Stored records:
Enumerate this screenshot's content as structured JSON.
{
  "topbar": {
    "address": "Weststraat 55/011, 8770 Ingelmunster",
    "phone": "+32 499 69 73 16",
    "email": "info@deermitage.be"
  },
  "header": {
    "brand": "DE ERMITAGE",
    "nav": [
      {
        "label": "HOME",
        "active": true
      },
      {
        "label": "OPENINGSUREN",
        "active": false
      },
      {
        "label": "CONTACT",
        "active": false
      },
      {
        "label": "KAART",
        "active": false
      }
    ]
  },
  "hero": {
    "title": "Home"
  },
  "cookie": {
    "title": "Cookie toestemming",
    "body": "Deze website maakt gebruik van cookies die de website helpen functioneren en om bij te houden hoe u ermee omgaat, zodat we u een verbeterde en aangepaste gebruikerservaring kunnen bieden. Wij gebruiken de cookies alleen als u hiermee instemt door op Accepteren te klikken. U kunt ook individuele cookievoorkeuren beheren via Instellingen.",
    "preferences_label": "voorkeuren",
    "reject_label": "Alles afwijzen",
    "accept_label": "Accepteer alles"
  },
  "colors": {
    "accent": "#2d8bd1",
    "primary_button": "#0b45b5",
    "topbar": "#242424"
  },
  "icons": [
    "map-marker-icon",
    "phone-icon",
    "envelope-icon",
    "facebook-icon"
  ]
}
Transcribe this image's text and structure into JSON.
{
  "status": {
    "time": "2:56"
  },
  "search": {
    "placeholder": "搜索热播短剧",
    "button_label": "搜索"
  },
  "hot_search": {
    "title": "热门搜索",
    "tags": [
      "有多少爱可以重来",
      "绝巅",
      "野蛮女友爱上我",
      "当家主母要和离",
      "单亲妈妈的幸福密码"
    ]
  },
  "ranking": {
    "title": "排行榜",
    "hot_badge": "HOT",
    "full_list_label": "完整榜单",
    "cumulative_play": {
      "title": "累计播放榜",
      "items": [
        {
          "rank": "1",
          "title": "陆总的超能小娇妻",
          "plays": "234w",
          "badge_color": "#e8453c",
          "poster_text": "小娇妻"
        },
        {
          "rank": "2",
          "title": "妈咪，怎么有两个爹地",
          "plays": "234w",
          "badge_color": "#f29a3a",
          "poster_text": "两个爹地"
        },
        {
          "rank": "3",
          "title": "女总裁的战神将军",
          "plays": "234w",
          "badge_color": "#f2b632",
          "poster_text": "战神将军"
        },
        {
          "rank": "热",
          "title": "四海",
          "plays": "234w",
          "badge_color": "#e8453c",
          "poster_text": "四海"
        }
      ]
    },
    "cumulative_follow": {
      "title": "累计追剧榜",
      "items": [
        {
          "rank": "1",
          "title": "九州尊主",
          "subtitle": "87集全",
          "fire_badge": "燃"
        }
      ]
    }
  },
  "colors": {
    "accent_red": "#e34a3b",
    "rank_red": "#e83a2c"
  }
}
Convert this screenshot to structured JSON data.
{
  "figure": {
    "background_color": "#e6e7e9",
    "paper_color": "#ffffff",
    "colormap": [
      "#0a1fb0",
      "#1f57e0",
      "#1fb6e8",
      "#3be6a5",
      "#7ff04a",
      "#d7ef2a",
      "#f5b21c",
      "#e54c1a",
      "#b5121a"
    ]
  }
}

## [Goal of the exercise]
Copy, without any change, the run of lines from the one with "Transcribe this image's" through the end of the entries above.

## [Response to the task]
Transcribe this image's text and structure into JSON.
{
  "status": {
    "time": "2:56"
  },
  "search": {
    "placeholder": "搜索热播短剧",
    "button_label": "搜索"
  },
  "hot_search": {
    "title": "热门搜索",
    "tags": [
      "有多少爱可以重来",
      "绝巅",
      "野蛮女友爱上我",
      "当家主母要和离",
      "单亲妈妈的幸福密码"
    ]
  },
  "ranking": {
    "title": "排行榜",
    "hot_badge": "HOT",
    "full_list_label": "完整榜单",
    "cumulative_play": {
      "title": "累计播放榜",
      "items": [
        {
          "rank": "1",
          "title": "陆总的超能小娇妻",
          "plays": "234w",
          "badge_color": "#e8453c",
          "poster_text": "小娇妻"
        },
        {
          "rank": "2",
          "title": "妈咪，怎么有两个爹地",
          "plays": "234w",
          "badge_color": "#f29a3a",
          "poster_text": "两个爹地"
        },
        {
          "rank": "3",
          "title": "女总裁的战神将军",
          "plays": "234w",
          "badge_color": "#f2b632",
          "poster_text": "战神将军"
        },
        {
          "rank": "热",
          "title": "四海",
          "plays": "234w",
          "badge_color": "#e8453c",
          "poster_text": "四海"
        }
      ]
    },
    "cumulative_follow": {
      "title": "累计追剧榜",
      "items": [
        {
          "rank": "1",
          "title": "九州尊主",
          "subtitle": "87集全",
          "fire_badge": "燃"
        }
      ]
    }
  },
  "colors": {
    "accent_red": "#e34a3b",
    "rank_red": "#e83a2c"
  }
}
Convert this screenshot to structured JSON data.
{
  "figure": {
    "background_color": "#e6e7e9",
    "paper_color": "#ffffff",
    "colormap": [
      "#0a1fb0",
      "#1f57e0",
      "#1fb6e8",
      "#3be6a5",
      "#7ff04a",
      "#d7ef2a",
      "#f5b21c",
      "#e54c1a",
      "#b5121a"
    ]
  }
}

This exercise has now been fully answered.